As a little boy, I wanted to be an astronaut, not uncommon for young boys. As since I grew up in Florida, we visited Cape Kennedy (it has now reverted back to its original name of Cape Canaveral, and the Kennedy Space Center has been built for tourists) several times. Looking at the rockets that came back, everything from the original Mercury capsules and the giant Saturn 5 rockets that took us to the moon (or did they? – think I’ve been watching too many X-Files), and especially the Shuttles kept the wonder alive for me. But I have to admit, over the last years, as NASA has constantly had their budget cut and less and less space programs are originating here in the USA, my interest has waned.
But today we have another “big boy” launch. The Falcon 9 Heavy. This excites me. I worked at Cape Canaveral for a short time (it was cut short by 9/11 when my sub-contract was terminated as many others were). And if I’m not mistaken, this was the launch pad I worked on.
But one thing I find almost humorous is that Elon Musk (@ElonMusk) has put one of his Telsa Roadsters, with a “spaceman” in the driver seat (no one is in the suit, in case you were concerned). The mission, as I understand it, is not only a real test of the Falcon 9 Heavy engines but to travel to Mars.
Not only is this cool as hell, it reminds me of one my all-time favorite movies, “Heavy Metal“. This animated movie, released in 1981 (not good for little children – see the link), starts off with a spaceman leaving orbit in a 1959 Corvette and reentering earth.

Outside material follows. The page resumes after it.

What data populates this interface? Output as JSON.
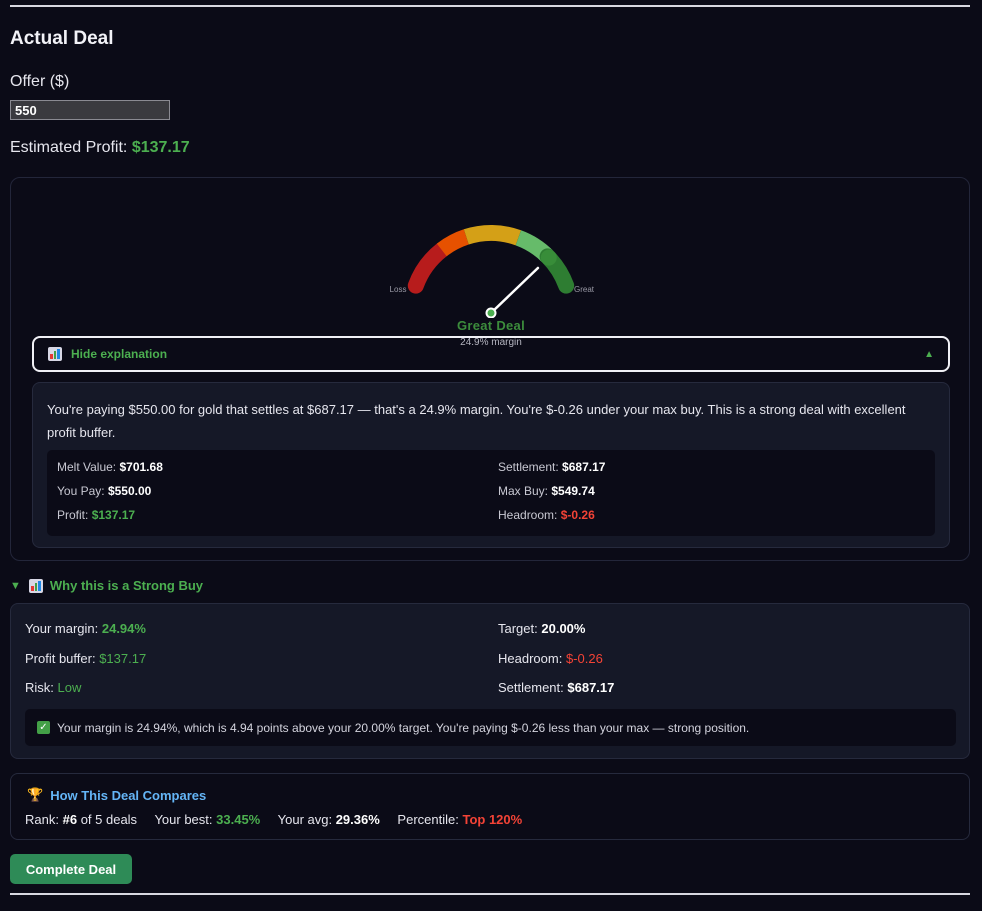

This intro always intrigued me. It was obvious that no one could survive such a reentry, but what the hell, it’s a cartoon, and we well know that physics do not apply in the world of cartoons. I was down with it. Now, this Telsa Roadster will sadly, not be landing on Mars just left orbiting for eternity. Still a cool accomplishment.
So now we have a roadster blasting off into space, or as Elon said: “it blows up in a million little pieces”. It could go either way, this is the first launch of this rocket model. And no matter how much testing they put it through, it’s still a bit of a crapshoot.
If you want to watch the launch from the comfort of where ever you’re reading this, the launch window is 1:30 – 4:00 PM EST. You can watch the live webcast at the SpaceX website (along with a host of other sites). The feed usually goes live about an hour prior to the launch window opening.
I’ll be watching, hope you can too!